Department of Biostatistics


Training and Workshops

The Department of Biostatistics at PILL has been regularly conducting workshops on various topics including Fundamentals of Biostatistics, Basic and Advance Level of Statistical Package (SPSS) and AMOS; including, Correlation, Regression Analysis, t-test, ANOVA, ANCOVA, MANOVA, Factor Analysis, Mediation and Moderation Analysis.

Department Research

Our researchers conduct methodological research across a broad range of areas, including design and analysis of clinical trials, survival analysis, longitudinal analysis, semiparametric methods, missing data, causal inference, measurement error, surveillance methods.

What We Do:

  • Prepare research findings and presentations
  • Research data archiving
  • Grant preparation / study design
  • Determine statistical methods
  • Sample size determination
  • Electronic data capture
  • High-dimensional data storage
  • Multicenter study coordination
  • Data and safety monitoring
  • Data analysis and cleaning
  • Manuscript review

Psychometric Properties

Psychometric properties are important characteristics of any psychological assessment tool or instrument because they provide critical information regarding its reliability and validity.  Reliability relates to its consistency and stability, exhibiting its ability to produce identical results when conducted again under the same settings.

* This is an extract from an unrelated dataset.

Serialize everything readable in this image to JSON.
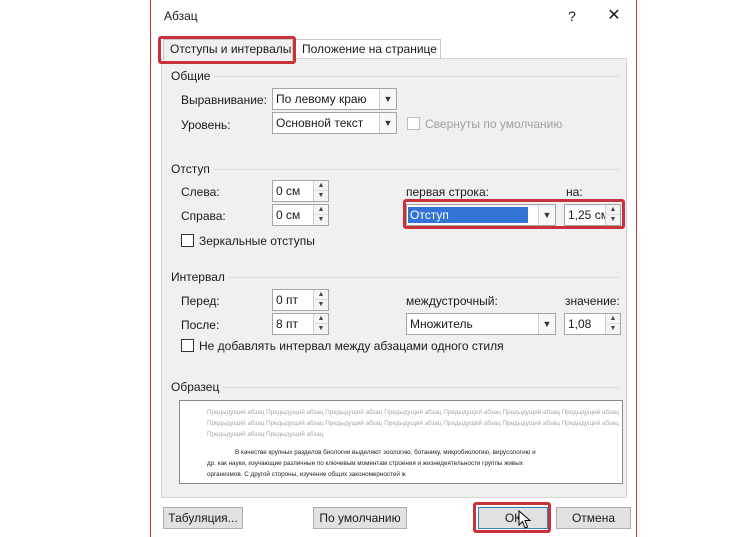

Validity, on the other hand, evaluates whether the instrument measures the desired construct and its ability to predict or explain relevant outcomes.

Other psychometric properties, in addition to reliability and validity, include norming. Norming is creating a standardized reference group for comparison and responsiveness, which measures the instrument’s sensitivity to detecting changes over time. Understanding and assessing these features is critical to assure the validity and use of psychological evaluations in a variety of areas, including education, clinical psychology, and human resource management.

Types of Reliability

  1. Test-Retest Reliability: This measures the consistency of scores when the same test is given to the same set of people on two separate dates. A high test-retest reliability shows that the results are consistent across time.
  2. Internal Consistency Reliability: This assesses how well the items in a single test or questionnaire are connected to one another. Cronbach’s alpha and split-half reliability are two common indicators of internal consistency.
  3. Inter-Rater Reliability: The consistency of observations or judgments made by different raters or judges is assessed in this sort of reliability. It is frequently employed in situations involving subjective evaluations, such as behavioral assessments.
  4. Composite Reliability is a statistical measure used to assess the internal consistency or reliability of a measurement scale or instrument that consists of multiple items or questions designed to measure the same underlying construct or dimension. It is particularly relevant in the context of psychometrics and survey research.

Types of Validity

  1. Content Validity: This form of validity examines whether a measurement instrument sufficiently represents the complete domain of the construct under consideration. Experts frequently assess information to ensure that it is thorough and useful.
  2. Criterion Validity: Criterion validity measures a measurement instrument’s ability to predict or correlate with a gold standard external criterion. There are two kinds of subtypes:
  • Concurrent Validity: This assesses how well the instrument correlates with a criterion measured concurrently.
  • Predictive Validity: It assesses the instrument’s ability to predict future performance or behavior.
  1. Construct validity determines whether a measurement instrument accurately measures the underlying theoretical construct that it claims to measure. It frequently entails investigating the relationships between the instrument and other constructs in order to support its validity.
  2. Convergent Validity: The degree to which an instrument correlates with other instruments or measures that are theoretically predicted to be related to the same construct is measured by this form of validity. A high convergent validity value suggests that the instrument is measuring what it is designed to measure.
  3. Divergent validity (Discriminant Validity) examines an instrument’s associations with unrelated constructs to determine whether it is distinct from other constructs. It ensures that the equipment is not measuring something that it should not be measuring.

Biostatistics News:

Under the supervision of Dr Steven Lane, the Department of Biostatistics is also going to introduce the three months’ internship and certificate program from April 2024 in the field of Biostatistics for undergraduate, postgraduate students and health professionals (doctors, nurses, psychologists, psychiatrists and other mental health professionals).

Our Team